Optometrist, Dr Ian Beasley shares how witnessing the sight care needs of the homeless highlights the true value of everyday eye health

23 Nov 2018

We’ve all done it. Well, at least I have. Taking that stoical approach when encountering the poor homeless soul slumped in a doorway on a miserable winter’s day: eyes forward; quicken the stride; an improvised glance at the watch even. Far too busy. Nevertheless, catch me on a good day, and I will often show a modicum of empathy towards those less privileged than ourselves. In fact, a couple of years ago, prompted by my youngest daughter’s concerns, we decided as a family to take a pro-active approach in trying to help some of life’s more vulnerable folk.

The initial challenge when embarking on this task was to work out what we could actually do to help homeless people in a meaningful way. Buy them a sandwich? A drink? Should we offer money, or will this just fuel a vicious cycle of drug and alcohol dependency? Helping the homeless and identifying individual needs is certainly a complex issue.

As it turns out, in our experience, and perhaps counterintuitively, often the need for food isn’t at the top of the priority list for many in the homeless community. Bedding, clothing, and other daily essentials that most of us have ready and unquestioning access to, such as toiletries, are typically the ‘hot ticket’ items.
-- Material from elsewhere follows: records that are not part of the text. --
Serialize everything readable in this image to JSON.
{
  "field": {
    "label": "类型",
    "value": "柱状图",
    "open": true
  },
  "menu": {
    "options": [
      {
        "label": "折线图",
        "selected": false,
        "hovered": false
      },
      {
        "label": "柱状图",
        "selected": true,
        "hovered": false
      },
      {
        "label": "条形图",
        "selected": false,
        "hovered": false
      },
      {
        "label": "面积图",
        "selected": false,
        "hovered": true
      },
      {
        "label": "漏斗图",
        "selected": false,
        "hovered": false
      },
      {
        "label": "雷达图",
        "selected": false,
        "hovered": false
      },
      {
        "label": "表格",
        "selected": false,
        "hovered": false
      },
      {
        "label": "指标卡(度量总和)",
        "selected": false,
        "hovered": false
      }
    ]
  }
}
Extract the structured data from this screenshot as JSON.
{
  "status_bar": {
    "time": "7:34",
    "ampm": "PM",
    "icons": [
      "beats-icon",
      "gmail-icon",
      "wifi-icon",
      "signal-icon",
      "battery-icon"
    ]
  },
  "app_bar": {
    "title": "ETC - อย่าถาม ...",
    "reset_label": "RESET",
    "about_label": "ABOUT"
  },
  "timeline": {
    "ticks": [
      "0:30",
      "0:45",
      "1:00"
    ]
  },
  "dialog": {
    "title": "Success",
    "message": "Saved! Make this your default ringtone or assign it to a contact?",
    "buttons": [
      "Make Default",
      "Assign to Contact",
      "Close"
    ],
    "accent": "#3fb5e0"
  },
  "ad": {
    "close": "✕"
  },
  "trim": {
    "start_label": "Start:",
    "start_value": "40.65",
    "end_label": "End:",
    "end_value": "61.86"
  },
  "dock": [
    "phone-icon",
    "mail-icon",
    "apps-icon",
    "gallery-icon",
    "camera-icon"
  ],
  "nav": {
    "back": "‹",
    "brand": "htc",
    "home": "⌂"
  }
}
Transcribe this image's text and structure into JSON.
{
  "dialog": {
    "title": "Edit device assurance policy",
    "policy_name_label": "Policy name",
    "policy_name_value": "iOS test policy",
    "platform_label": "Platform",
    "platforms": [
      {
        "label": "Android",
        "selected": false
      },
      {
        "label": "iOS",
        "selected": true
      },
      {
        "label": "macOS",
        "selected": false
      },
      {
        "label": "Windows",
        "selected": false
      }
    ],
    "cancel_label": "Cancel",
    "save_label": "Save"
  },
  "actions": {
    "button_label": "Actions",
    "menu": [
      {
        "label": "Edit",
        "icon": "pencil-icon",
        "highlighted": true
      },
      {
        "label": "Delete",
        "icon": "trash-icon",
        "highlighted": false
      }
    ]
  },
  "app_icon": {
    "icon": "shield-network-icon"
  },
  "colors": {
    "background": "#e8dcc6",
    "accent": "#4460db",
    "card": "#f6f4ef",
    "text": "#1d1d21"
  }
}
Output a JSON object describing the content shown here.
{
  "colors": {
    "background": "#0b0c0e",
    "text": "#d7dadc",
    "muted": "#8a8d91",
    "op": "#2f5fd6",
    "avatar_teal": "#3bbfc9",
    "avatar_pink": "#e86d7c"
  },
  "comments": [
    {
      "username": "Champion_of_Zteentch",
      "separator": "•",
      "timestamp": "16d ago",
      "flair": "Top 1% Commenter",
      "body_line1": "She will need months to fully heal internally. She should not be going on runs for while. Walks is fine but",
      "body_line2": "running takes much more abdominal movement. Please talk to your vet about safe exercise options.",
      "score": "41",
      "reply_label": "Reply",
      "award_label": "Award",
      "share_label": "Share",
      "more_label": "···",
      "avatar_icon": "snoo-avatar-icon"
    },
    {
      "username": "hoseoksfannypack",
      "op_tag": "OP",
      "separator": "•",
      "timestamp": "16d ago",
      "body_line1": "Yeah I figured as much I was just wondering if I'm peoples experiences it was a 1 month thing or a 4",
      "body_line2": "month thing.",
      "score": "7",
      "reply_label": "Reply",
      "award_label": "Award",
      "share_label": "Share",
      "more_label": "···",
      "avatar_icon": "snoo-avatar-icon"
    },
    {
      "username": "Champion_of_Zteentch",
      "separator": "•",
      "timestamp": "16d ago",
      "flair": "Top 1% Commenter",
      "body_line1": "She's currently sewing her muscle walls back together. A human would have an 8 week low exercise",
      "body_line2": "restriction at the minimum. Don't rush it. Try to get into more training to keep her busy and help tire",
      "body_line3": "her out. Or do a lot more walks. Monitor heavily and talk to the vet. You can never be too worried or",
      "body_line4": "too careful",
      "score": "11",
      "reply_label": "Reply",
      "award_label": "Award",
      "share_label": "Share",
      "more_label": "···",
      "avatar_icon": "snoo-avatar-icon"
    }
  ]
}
The lack of structured access to healthcare services is also an obvious concern.

In my role as trustee of a homeless charity in Birmingham I have encountered numerous service users with a range of health issues, for instance, many are unable to chew food due to years of neglected dental hygiene. Others I have met on the streets are in a desperate state trying to cope with severe visual impairment. 

As an optometrist something which always strikes me as quite astounding when hearing about these struggles is the lack of uptake of eye tests even among those with easy access to these services. In other words, your average full-time employed, securely housed, Joe Bloggs. And dare I say it – males do seem to be the worst culprits in my experience. 

It is worth pointing out that a visit to the local opticians is not just about checking if you need glasses. It is a staggering statistic that one million people in the UK are living with avoidable vision loss. Yet, through a detailed sight test, an optometrist can detect early signs of eye disease even before symptoms appear, which can allow for timely intervention before it’s too late. 

The recommendation is to have a sight test every two years, or more often if your optometrist recommends it. Most of us are lucky to have easy access to an optometrist on our high street, and, on a final point to underline how fortunate we really are, many may even qualify for an NHS-funded sight test.

Like food, warm shelter or a front door key, good vision is something we may all sometimes take for granted, but why risk it? 


Ian Beasley, Head of Education and OT Clinical EditorOptometrist, Dr Ian Beasley, is Clinical Editor for Optometry Today, Head of Education for the Association of Optometrists and postgraduate researcher at Aston University